▶ [WHAT THIS TASK INVOLVES]
Copy every entry verbatim and skip the pictures.

= Beginning of Section =

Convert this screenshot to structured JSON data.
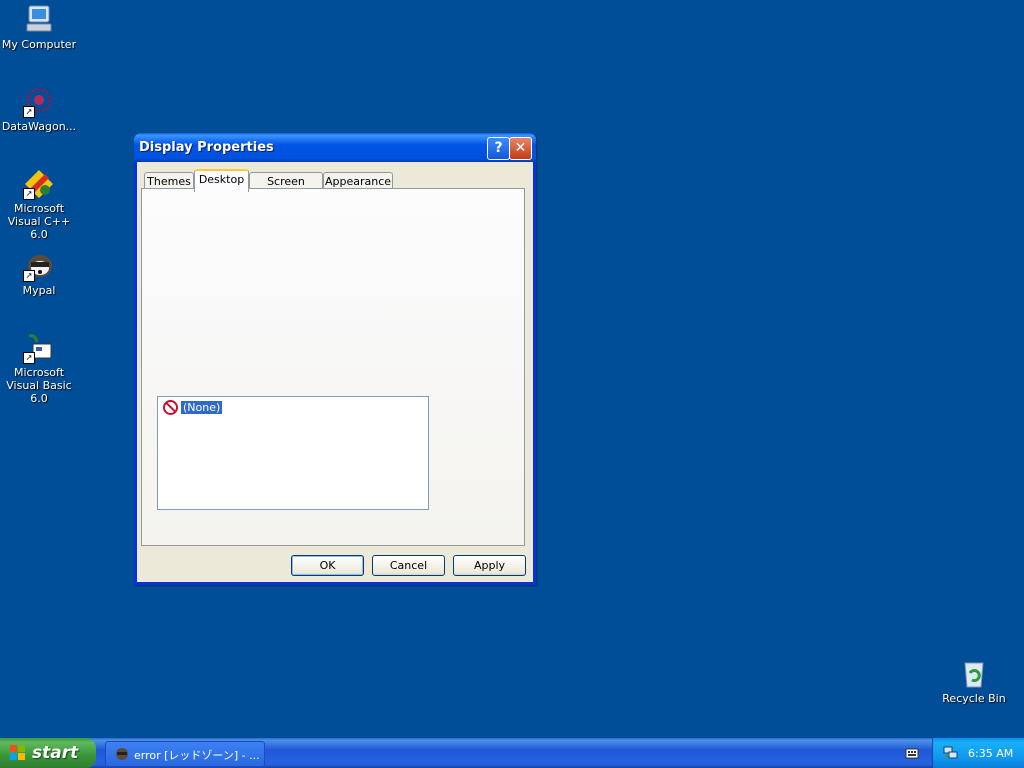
{
  "desktop": {
    "icons": [
      {
        "label": "My Computer",
        "icon": "my-computer-icon"
      },
      {
        "label": "DataWagon...",
        "icon": "datawagon-icon"
      },
      {
        "label": "Microsoft Visual C++ 6.0",
        "icon": "visual-cpp-icon"
      },
      {
        "label": "Mypal",
        "icon": "mypal-icon"
      },
      {
        "label": "Microsoft Visual Basic 6.0",
        "icon": "visual-basic-icon"
      },
      {
        "label": "Recycle Bin",
        "icon": "recycle-bin-icon"
      }
    ]
  },
  "dialog": {
    "title": "Display Properties",
    "tabs": [
      "Themes",
      "Desktop",
      "Screen Saver",
      "Appearance"
    ],
    "active_tab": "Desktop",
    "list": {
      "selected_item": "(None)"
    },
    "buttons": {
      "ok": "OK",
      "cancel": "Cancel",
      "apply": "Apply"
    }
  },
  "taskbar": {
    "start_label": "start",
    "task_label": "error [レッドゾーン] - ...",
    "clock": "6:35 AM"
  },
  "colors": {
    "desktop": "#004e98",
    "title_bar": "#0055e5",
    "start_green": "#3a953a",
    "selection": "#316ac5"
  }
}
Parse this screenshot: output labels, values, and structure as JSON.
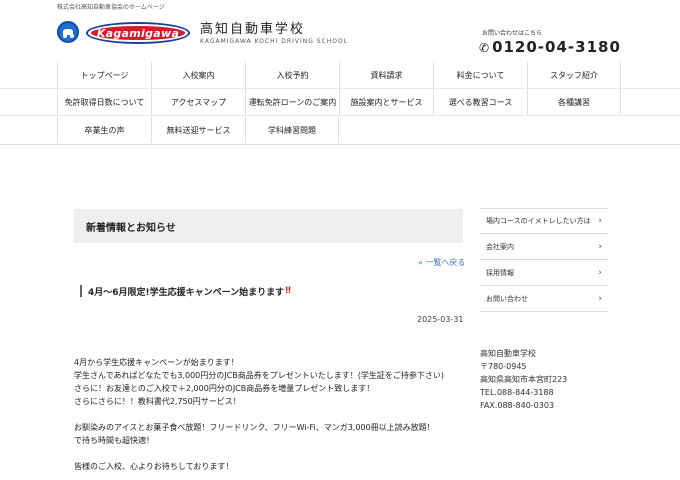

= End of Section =

▶ [WRITTEN REPLY]
Convert this screenshot to structured JSON data.
{
  "desktop": {
    "icons": [
      {
        "label": "My Computer",
        "icon": "my-computer-icon"
      },
      {
        "label": "DataWagon...",
        "icon": "datawagon-icon"
      },
      {
        "label": "Microsoft Visual C++ 6.0",
        "icon": "visual-cpp-icon"
      },
      {
        "label": "Mypal",
        "icon": "mypal-icon"
      },
      {
        "label": "Microsoft Visual Basic 6.0",
        "icon": "visual-basic-icon"
      },
      {
        "label": "Recycle Bin",
        "icon": "recycle-bin-icon"
      }
    ]
  },
  "dialog": {
    "title": "Display Properties",
    "tabs": [
      "Themes",
      "Desktop",
      "Screen Saver",
      "Appearance"
    ],
    "active_tab": "Desktop",
    "list": {
      "selected_item": "(None)"
    },
    "buttons": {
      "ok": "OK",
      "cancel": "Cancel",
      "apply": "Apply"
    }
  },
  "taskbar": {
    "start_label": "start",
    "task_label": "error [レッドゾーン] - ...",
    "clock": "6:35 AM"
  },
  "colors": {
    "desktop": "#004e98",
    "title_bar": "#0055e5",
    "start_green": "#3a953a",
    "selection": "#316ac5"
  }
}
Parse this screenshot: output labels, values, and structure as JSON.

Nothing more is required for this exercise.